-- What is needed --
State how many lines in this listing include the word "product", and nothing else.

-- Exercise data --
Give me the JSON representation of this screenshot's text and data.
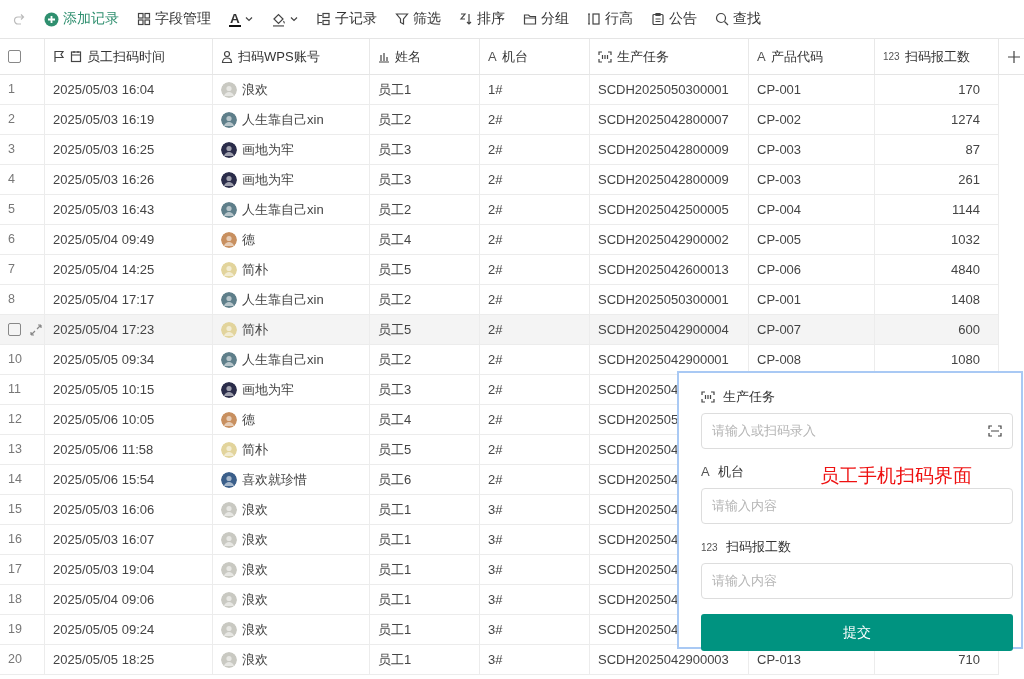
{
  "toolbar": [
    {
      "kind": "redo",
      "disabled": true
    },
    {
      "kind": "add",
      "label": "添加记录"
    },
    {
      "kind": "fields",
      "label": "字段管理"
    },
    {
      "kind": "text-color",
      "glyph": "A"
    },
    {
      "kind": "fill-color"
    },
    {
      "kind": "subrecord",
      "label": "子记录"
    },
    {
      "kind": "filter",
      "label": "筛选"
    },
    {
      "kind": "sort",
      "label": "排序"
    },
    {
      "kind": "group",
      "label": "分组"
    },
    {
      "kind": "row-height",
      "label": "行高"
    },
    {
      "kind": "notice",
      "label": "公告"
    },
    {
      "kind": "search",
      "label": "查找"
    }
  ],
  "table": {
    "all_selected": false,
    "columns": [
      {
        "kind": "date",
        "label": "员工扫码时间"
      },
      {
        "kind": "person",
        "label": "扫码WPS账号"
      },
      {
        "kind": "chart",
        "label": "姓名"
      },
      {
        "kind": "text",
        "icon_text": "A",
        "label": "机台"
      },
      {
        "kind": "scan",
        "label": "生产任务"
      },
      {
        "kind": "text",
        "icon_text": "A",
        "label": "产品代码"
      },
      {
        "kind": "number",
        "icon_text": "123",
        "label": "扫码报工数"
      }
    ],
    "rows": [
      {
        "num": "1",
        "hovered": false,
        "time": "2025/05/03 16:04",
        "account": {
          "name": "浪欢",
          "color": "#c9c9c2"
        },
        "name": "员工1",
        "machine": "1#",
        "task": "SCDH2025050300001",
        "product": "CP-001",
        "count": "170"
      },
      {
        "num": "2",
        "hovered": false,
        "time": "2025/05/03 16:19",
        "account": {
          "name": "人生靠自己xin",
          "color": "#5f7f8a"
        },
        "name": "员工2",
        "machine": "2#",
        "task": "SCDH2025042800007",
        "product": "CP-002",
        "count": "1274"
      },
      {
        "num": "3",
        "hovered": false,
        "time": "2025/05/03 16:25",
        "account": {
          "name": "画地为牢",
          "color": "#2b2d4a"
        },
        "name": "员工3",
        "machine": "2#",
        "task": "SCDH2025042800009",
        "product": "CP-003",
        "count": "87"
      },
      {
        "num": "4",
        "hovered": false,
        "time": "2025/05/03 16:26",
        "account": {
          "name": "画地为牢",
          "color": "#2b2d4a"
        },
        "name": "员工3",
        "machine": "2#",
        "task": "SCDH2025042800009",
        "product": "CP-003",
        "count": "261"
      },
      {
        "num": "5",
        "hovered": false,
        "time": "2025/05/03 16:43",
        "account": {
          "name": "人生靠自己xin",
          "color": "#5f7f8a"
        },
        "name": "员工2",
        "machine": "2#",
        "task": "SCDH2025042500005",
        "product": "CP-004",
        "count": "1144"
      },
      {
        "num": "6",
        "hovered": false,
        "time": "2025/05/04 09:49",
        "account": {
          "name": "德",
          "color": "#c89060"
        },
        "name": "员工4",
        "machine": "2#",
        "task": "SCDH2025042900002",
        "product": "CP-005",
        "count": "1032"
      },
      {
        "num": "7",
        "hovered": false,
        "time": "2025/05/04 14:25",
        "account": {
          "name": "简朴",
          "color": "#e2d49c"
        },
        "name": "员工5",
        "machine": "2#",
        "task": "SCDH2025042600013",
        "product": "CP-006",
        "count": "4840"
      },
      {
        "num": "8",
        "hovered": false,
        "time": "2025/05/04 17:17",
        "account": {
          "name": "人生靠自己xin",
          "color": "#5f7f8a"
        },
        "name": "员工2",
        "machine": "2#",
        "task": "SCDH2025050300001",
        "product": "CP-001",
        "count": "1408"
      },
      {
        "hovered": true,
        "time": "2025/05/04 17:23",
        "account": {
          "name": "简朴",
          "color": "#e2d49c"
        },
        "name": "员工5",
        "machine": "2#",
        "task": "SCDH2025042900004",
        "product": "CP-007",
        "count": "600"
      },
      {
        "num": "10",
        "hovered": false,
        "time": "2025/05/05 09:34",
        "account": {
          "name": "人生靠自己xin",
          "color": "#5f7f8a"
        },
        "name": "员工2",
        "machine": "2#",
        "task": "SCDH2025042900001",
        "product": "CP-008",
        "count": "1080"
      },
      {
        "num": "11",
        "hovered": false,
        "time": "2025/05/05 10:15",
        "account": {
          "name": "画地为牢",
          "color": "#2b2d4a"
        },
        "name": "员工3",
        "machine": "2#",
        "task": "SCDH202504"
      },
      {
        "num": "12",
        "hovered": false,
        "time": "2025/05/06 10:05",
        "account": {
          "name": "德",
          "color": "#c89060"
        },
        "name": "员工4",
        "machine": "2#",
        "task": "SCDH202505"
      },
      {
        "num": "13",
        "hovered": false,
        "time": "2025/05/06 11:58",
        "account": {
          "name": "简朴",
          "color": "#e2d49c"
        },
        "name": "员工5",
        "machine": "2#",
        "task": "SCDH202504"
      },
      {
        "num": "14",
        "hovered": false,
        "time": "2025/05/06 15:54",
        "account": {
          "name": "喜欢就珍惜",
          "color": "#3b5f8a"
        },
        "name": "员工6",
        "machine": "2#",
        "task": "SCDH202504"
      },
      {
        "num": "15",
        "hovered": false,
        "time": "2025/05/03 16:06",
        "account": {
          "name": "浪欢",
          "color": "#c9c9c2"
        },
        "name": "员工1",
        "machine": "3#",
        "task": "SCDH202504"
      },
      {
        "num": "16",
        "hovered": false,
        "time": "2025/05/03 16:07",
        "account": {
          "name": "浪欢",
          "color": "#c9c9c2"
        },
        "name": "员工1",
        "machine": "3#",
        "task": "SCDH202504"
      },
      {
        "num": "17",
        "hovered": false,
        "time": "2025/05/03 19:04",
        "account": {
          "name": "浪欢",
          "color": "#c9c9c2"
        },
        "name": "员工1",
        "machine": "3#",
        "task": "SCDH202504"
      },
      {
        "num": "18",
        "hovered": false,
        "time": "2025/05/04 09:06",
        "account": {
          "name": "浪欢",
          "color": "#c9c9c2"
        },
        "name": "员工1",
        "machine": "3#",
        "task": "SCDH202504"
      },
      {
        "num": "19",
        "hovered": false,
        "time": "2025/05/05 09:24",
        "account": {
          "name": "浪欢",
          "color": "#c9c9c2"
        },
        "name": "员工1",
        "machine": "3#",
        "task": "SCDH202504"
      },
      {
        "num": "20",
        "hovered": false,
        "time": "2025/05/05 18:25",
        "account": {
          "name": "浪欢",
          "color": "#c9c9c2"
        },
        "name": "员工1",
        "machine": "3#",
        "task": "SCDH2025042900003",
        "product": "CP-013",
        "count": "710"
      }
    ]
  },
  "scan_form": {
    "fields": [
      {
        "kind": "scan",
        "label": "生产任务",
        "placeholder": "请输入或扫码录入"
      },
      {
        "kind": "text",
        "icon_text": "A",
        "label": "机台",
        "placeholder": "请输入内容"
      },
      {
        "kind": "number",
        "icon_text": "123",
        "label": "扫码报工数",
        "placeholder": "请输入内容"
      }
    ],
    "submit": "提交",
    "annotation": "员工手机扫码界面"
  }
}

-- The completed task --
11